▸ **Exercise directions**: An exact reprint of the data below is required, line for line.

* * * * * * * * *

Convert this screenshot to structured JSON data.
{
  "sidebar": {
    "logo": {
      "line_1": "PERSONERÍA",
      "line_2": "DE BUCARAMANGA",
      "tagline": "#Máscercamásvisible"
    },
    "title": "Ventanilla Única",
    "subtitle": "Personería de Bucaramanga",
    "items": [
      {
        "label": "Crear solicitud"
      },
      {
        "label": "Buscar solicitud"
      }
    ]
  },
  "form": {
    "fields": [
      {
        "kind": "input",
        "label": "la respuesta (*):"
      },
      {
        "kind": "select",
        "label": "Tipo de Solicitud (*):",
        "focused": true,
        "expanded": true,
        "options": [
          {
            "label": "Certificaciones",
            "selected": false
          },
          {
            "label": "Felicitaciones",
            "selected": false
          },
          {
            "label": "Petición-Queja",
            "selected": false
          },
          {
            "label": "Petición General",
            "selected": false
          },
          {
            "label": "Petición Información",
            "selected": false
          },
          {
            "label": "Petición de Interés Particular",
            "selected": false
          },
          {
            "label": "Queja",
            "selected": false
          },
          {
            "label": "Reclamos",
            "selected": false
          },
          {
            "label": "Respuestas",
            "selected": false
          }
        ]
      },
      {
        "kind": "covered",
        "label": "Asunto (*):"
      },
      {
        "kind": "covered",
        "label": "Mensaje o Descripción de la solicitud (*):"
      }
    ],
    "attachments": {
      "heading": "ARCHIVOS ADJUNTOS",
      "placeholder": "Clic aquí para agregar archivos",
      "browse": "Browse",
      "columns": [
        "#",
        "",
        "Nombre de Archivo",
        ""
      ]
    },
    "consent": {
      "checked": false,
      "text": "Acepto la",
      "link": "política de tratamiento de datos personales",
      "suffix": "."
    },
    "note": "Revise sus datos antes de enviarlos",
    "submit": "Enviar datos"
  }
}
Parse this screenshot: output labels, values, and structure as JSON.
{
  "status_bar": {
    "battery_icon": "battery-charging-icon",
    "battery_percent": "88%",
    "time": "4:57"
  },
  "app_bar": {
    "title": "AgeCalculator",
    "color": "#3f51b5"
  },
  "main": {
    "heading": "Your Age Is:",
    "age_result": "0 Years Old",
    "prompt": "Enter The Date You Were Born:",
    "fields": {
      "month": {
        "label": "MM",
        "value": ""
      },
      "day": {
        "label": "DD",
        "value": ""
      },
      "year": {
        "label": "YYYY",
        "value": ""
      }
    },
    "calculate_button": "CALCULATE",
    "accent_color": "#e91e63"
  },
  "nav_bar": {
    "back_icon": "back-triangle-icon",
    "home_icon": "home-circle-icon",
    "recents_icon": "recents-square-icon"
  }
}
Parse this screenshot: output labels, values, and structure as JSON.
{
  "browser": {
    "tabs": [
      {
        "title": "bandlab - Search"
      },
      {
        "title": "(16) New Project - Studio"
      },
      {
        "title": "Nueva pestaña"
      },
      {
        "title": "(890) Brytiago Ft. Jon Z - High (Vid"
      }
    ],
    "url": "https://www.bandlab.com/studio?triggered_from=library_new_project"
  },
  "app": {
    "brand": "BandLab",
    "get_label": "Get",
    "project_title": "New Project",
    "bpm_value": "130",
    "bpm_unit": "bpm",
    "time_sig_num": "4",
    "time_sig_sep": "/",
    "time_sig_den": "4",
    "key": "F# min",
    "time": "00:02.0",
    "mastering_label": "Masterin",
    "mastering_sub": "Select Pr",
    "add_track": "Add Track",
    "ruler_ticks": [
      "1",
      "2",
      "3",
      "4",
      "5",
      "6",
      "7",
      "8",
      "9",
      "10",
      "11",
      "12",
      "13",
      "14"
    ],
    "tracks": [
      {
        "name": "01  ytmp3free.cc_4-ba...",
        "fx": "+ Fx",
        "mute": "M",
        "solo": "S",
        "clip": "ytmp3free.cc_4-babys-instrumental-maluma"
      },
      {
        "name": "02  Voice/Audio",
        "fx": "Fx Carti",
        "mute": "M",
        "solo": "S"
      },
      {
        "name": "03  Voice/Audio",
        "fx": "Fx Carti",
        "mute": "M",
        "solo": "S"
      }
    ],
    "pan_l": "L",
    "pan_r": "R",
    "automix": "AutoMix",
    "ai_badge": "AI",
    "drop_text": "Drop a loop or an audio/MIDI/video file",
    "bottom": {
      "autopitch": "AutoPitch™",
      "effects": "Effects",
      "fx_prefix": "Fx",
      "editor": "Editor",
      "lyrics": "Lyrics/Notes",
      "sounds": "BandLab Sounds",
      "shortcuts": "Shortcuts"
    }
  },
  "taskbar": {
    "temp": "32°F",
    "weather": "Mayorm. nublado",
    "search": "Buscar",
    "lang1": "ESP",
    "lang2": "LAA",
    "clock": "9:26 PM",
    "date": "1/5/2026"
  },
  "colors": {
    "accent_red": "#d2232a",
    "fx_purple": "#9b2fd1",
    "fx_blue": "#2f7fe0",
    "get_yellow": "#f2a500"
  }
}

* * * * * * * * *

▸ **The answer**:
Convert this screenshot to structured JSON data.
{
  "sidebar": {
    "logo": {
      "line_1": "PERSONERÍA",
      "line_2": "DE BUCARAMANGA",
      "tagline": "#Máscercamásvisible"
    },
    "title": "Ventanilla Única",
    "subtitle": "Personería de Bucaramanga",
    "items": [
      {
        "label": "Crear solicitud"
      },
      {
        "label": "Buscar solicitud"
      }
    ]
  },
  "form": {
    "fields": [
      {
        "kind": "input",
        "label": "la respuesta (*):"
      },
      {
        "kind": "select",
        "label": "Tipo de Solicitud (*):",
        "focused": true,
        "expanded": true,
        "options": [
          {
            "label": "Certificaciones",
            "selected": false
          },
          {
            "label": "Felicitaciones",
            "selected": false
          },
          {
            "label": "Petición-Queja",
            "selected": false
          },
          {
            "label": "Petición General",
            "selected": false
          },
          {
            "label": "Petición Información",
            "selected": false
          },
          {
            "label": "Petición de Interés Particular",
            "selected": false
          },
          {
            "label": "Queja",
            "selected": false
          },
          {
            "label": "Reclamos",
            "selected": false
          },
          {
            "label": "Respuestas",
            "selected": false
          }
        ]
      },
      {
        "kind": "covered",
        "label": "Asunto (*):"
      },
      {
        "kind": "covered",
        "label": "Mensaje o Descripción de la solicitud (*):"
      }
    ],
    "attachments": {
      "heading": "ARCHIVOS ADJUNTOS",
      "placeholder": "Clic aquí para agregar archivos",
      "browse": "Browse",
      "columns": [
        "#",
        "",
        "Nombre de Archivo",
        ""
      ]
    },
    "consent": {
      "checked": false,
      "text": "Acepto la",
      "link": "política de tratamiento de datos personales",
      "suffix": "."
    },
    "note": "Revise sus datos antes de enviarlos",
    "submit": "Enviar datos"
  }
}
Parse this screenshot: output labels, values, and structure as JSON.
{
  "status_bar": {
    "battery_icon": "battery-charging-icon",
    "battery_percent": "88%",
    "time": "4:57"
  },
  "app_bar": {
    "title": "AgeCalculator",
    "color": "#3f51b5"
  },
  "main": {
    "heading": "Your Age Is:",
    "age_result": "0 Years Old",
    "prompt": "Enter The Date You Were Born:",
    "fields": {
      "month": {
        "label": "MM",
        "value": ""
      },
      "day": {
        "label": "DD",
        "value": ""
      },
      "year": {
        "label": "YYYY",
        "value": ""
      }
    },
    "calculate_button": "CALCULATE",
    "accent_color": "#e91e63"
  },
  "nav_bar": {
    "back_icon": "back-triangle-icon",
    "home_icon": "home-circle-icon",
    "recents_icon": "recents-square-icon"
  }
}
Parse this screenshot: output labels, values, and structure as JSON.
{
  "browser": {
    "tabs": [
      {
        "title": "bandlab - Search"
      },
      {
        "title": "(16) New Project - Studio"
      },
      {
        "title": "Nueva pestaña"
      },
      {
        "title": "(890) Brytiago Ft. Jon Z - High (Vid"
      }
    ],
    "url": "https://www.bandlab.com/studio?triggered_from=library_new_project"
  },
  "app": {
    "brand": "BandLab",
    "get_label": "Get",
    "project_title": "New Project",
    "bpm_value": "130",
    "bpm_unit": "bpm",
    "time_sig_num": "4",
    "time_sig_sep": "/",
    "time_sig_den": "4",
    "key": "F# min",
    "time": "00:02.0",
    "mastering_label": "Masterin",
    "mastering_sub": "Select Pr",
    "add_track": "Add Track",
    "ruler_ticks": [
      "1",
      "2",
      "3",
      "4",
      "5",
      "6",
      "7",
      "8",
      "9",
      "10",
      "11",
      "12",
      "13",
      "14"
    ],
    "tracks": [
      {
        "name": "01  ytmp3free.cc_4-ba...",
        "fx": "+ Fx",
        "mute": "M",
        "solo": "S",
        "clip": "ytmp3free.cc_4-babys-instrumental-maluma"
      },
      {
        "name": "02  Voice/Audio",
        "fx": "Fx Carti",
        "mute": "M",
        "solo": "S"
      },
      {
        "name": "03  Voice/Audio",
        "fx": "Fx Carti",
        "mute": "M",
        "solo": "S"
      }
    ],
    "pan_l": "L",
    "pan_r": "R",
    "automix": "AutoMix",
    "ai_badge": "AI",
    "drop_text": "Drop a loop or an audio/MIDI/video file",
    "bottom": {
      "autopitch": "AutoPitch™",
      "effects": "Effects",
      "fx_prefix": "Fx",
      "editor": "Editor",
      "lyrics": "Lyrics/Notes",
      "sounds": "BandLab Sounds",
      "shortcuts": "Shortcuts"
    }
  },
  "taskbar": {
    "temp": "32°F",
    "weather": "Mayorm. nublado",
    "search": "Buscar",
    "lang1": "ESP",
    "lang2": "LAA",
    "clock": "9:26 PM",
    "date": "1/5/2026"
  },
  "colors": {
    "accent_red": "#d2232a",
    "fx_purple": "#9b2fd1",
    "fx_blue": "#2f7fe0",
    "get_yellow": "#f2a500"
  }
}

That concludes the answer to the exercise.